Recorded data:
--- START ---

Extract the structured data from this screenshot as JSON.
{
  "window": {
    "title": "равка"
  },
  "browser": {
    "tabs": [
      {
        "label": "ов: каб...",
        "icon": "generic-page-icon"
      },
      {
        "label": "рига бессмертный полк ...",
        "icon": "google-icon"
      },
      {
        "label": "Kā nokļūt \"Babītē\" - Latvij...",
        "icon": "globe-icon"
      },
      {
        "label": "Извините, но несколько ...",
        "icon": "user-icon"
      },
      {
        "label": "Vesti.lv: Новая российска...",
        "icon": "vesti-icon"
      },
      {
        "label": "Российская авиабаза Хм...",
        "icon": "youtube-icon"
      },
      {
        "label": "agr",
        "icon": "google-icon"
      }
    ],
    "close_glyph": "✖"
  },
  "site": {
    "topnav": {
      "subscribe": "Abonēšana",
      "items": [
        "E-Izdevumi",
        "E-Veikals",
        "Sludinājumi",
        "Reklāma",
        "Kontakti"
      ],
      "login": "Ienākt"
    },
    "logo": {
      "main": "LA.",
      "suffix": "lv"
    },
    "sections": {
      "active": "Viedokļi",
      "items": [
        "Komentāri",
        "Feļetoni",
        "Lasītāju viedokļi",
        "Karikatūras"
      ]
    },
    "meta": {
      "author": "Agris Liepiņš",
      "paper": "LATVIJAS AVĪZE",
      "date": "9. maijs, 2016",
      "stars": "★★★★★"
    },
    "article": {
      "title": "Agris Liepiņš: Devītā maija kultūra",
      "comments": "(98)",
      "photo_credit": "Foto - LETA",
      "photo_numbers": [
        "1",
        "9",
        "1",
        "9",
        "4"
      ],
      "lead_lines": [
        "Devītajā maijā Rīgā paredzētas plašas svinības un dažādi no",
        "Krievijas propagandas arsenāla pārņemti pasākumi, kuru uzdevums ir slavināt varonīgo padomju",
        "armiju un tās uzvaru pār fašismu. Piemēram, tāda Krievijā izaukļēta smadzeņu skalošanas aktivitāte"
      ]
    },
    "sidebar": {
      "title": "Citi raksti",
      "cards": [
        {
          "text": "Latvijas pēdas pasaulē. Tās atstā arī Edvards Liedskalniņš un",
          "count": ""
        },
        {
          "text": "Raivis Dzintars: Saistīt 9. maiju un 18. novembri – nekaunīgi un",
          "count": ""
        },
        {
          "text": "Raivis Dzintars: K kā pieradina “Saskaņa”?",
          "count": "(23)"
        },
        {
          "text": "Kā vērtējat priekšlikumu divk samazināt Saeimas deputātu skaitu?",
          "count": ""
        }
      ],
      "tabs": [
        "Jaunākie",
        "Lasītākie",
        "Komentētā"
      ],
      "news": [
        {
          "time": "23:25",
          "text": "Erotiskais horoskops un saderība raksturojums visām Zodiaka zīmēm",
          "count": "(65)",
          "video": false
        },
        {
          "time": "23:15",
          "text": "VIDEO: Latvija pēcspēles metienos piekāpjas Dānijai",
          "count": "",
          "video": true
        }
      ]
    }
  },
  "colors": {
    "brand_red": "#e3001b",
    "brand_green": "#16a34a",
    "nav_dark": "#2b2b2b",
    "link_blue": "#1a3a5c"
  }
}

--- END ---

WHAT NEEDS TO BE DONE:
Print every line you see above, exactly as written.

EXERCISE SOLUTION:
Extract the structured data from this screenshot as JSON.
{
  "window": {
    "title": "равка"
  },
  "browser": {
    "tabs": [
      {
        "label": "ов: каб...",
        "icon": "generic-page-icon"
      },
      {
        "label": "рига бессмертный полк ...",
        "icon": "google-icon"
      },
      {
        "label": "Kā nokļūt \"Babītē\" - Latvij...",
        "icon": "globe-icon"
      },
      {
        "label": "Извините, но несколько ...",
        "icon": "user-icon"
      },
      {
        "label": "Vesti.lv: Новая российска...",
        "icon": "vesti-icon"
      },
      {
        "label": "Российская авиабаза Хм...",
        "icon": "youtube-icon"
      },
      {
        "label": "agr",
        "icon": "google-icon"
      }
    ],
    "close_glyph": "✖"
  },
  "site": {
    "topnav": {
      "subscribe": "Abonēšana",
      "items": [
        "E-Izdevumi",
        "E-Veikals",
        "Sludinājumi",
        "Reklāma",
        "Kontakti"
      ],
      "login": "Ienākt"
    },
    "logo": {
      "main": "LA.",
      "suffix": "lv"
    },
    "sections": {
      "active": "Viedokļi",
      "items": [
        "Komentāri",
        "Feļetoni",
        "Lasītāju viedokļi",
        "Karikatūras"
      ]
    },
    "meta": {
      "author": "Agris Liepiņš",
      "paper": "LATVIJAS AVĪZE",
      "date": "9. maijs, 2016",
      "stars": "★★★★★"
    },
    "article": {
      "title": "Agris Liepiņš: Devītā maija kultūra",
      "comments": "(98)",
      "photo_credit": "Foto - LETA",
      "photo_numbers": [
        "1",
        "9",
        "1",
        "9",
        "4"
      ],
      "lead_lines": [
        "Devītajā maijā Rīgā paredzētas plašas svinības un dažādi no",
        "Krievijas propagandas arsenāla pārņemti pasākumi, kuru uzdevums ir slavināt varonīgo padomju",
        "armiju un tās uzvaru pār fašismu. Piemēram, tāda Krievijā izaukļēta smadzeņu skalošanas aktivitāte"
      ]
    },
    "sidebar": {
      "title": "Citi raksti",
      "cards": [
        {
          "text": "Latvijas pēdas pasaulē. Tās atstā arī Edvards Liedskalniņš un",
          "count": ""
        },
        {
          "text": "Raivis Dzintars: Saistīt 9. maiju un 18. novembri – nekaunīgi un",
          "count": ""
        },
        {
          "text": "Raivis Dzintars: K kā pieradina “Saskaņa”?",
          "count": "(23)"
        },
        {
          "text": "Kā vērtējat priekšlikumu divk samazināt Saeimas deputātu skaitu?",
          "count": ""
        }
      ],
      "tabs": [
        "Jaunākie",
        "Lasītākie",
        "Komentētā"
      ],
      "news": [
        {
          "time": "23:25",
          "text": "Erotiskais horoskops un saderība raksturojums visām Zodiaka zīmēm",
          "count": "(65)",
          "video": false
        },
        {
          "time": "23:15",
          "text": "VIDEO: Latvija pēcspēles metienos piekāpjas Dānijai",
          "count": "",
          "video": true
        }
      ]
    }
  },
  "colors": {
    "brand_red": "#e3001b",
    "brand_green": "#16a34a",
    "nav_dark": "#2b2b2b",
    "link_blue": "#1a3a5c"
  }
}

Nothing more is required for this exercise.